Items from an interface collection:
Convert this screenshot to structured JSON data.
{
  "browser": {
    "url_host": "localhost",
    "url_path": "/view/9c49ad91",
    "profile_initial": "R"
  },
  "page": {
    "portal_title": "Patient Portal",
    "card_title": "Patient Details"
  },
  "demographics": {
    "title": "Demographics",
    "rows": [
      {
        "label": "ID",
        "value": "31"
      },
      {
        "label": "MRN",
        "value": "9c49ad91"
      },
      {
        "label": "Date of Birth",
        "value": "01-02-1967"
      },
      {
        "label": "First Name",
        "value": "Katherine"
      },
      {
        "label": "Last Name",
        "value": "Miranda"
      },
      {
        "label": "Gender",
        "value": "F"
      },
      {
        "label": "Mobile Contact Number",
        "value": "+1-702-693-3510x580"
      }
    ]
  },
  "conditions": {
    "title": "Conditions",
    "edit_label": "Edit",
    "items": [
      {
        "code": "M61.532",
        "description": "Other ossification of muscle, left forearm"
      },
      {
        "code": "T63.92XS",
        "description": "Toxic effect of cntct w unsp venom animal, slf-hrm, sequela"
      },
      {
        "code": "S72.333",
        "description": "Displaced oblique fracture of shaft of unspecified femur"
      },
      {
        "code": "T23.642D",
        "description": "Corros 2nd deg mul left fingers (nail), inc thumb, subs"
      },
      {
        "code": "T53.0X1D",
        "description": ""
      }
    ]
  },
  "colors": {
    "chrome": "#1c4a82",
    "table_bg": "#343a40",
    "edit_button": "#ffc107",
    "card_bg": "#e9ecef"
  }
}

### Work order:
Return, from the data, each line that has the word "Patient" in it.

### Response to the exercise:
    "portal_title": "Patient Portal",
    "card_title": "Patient Details"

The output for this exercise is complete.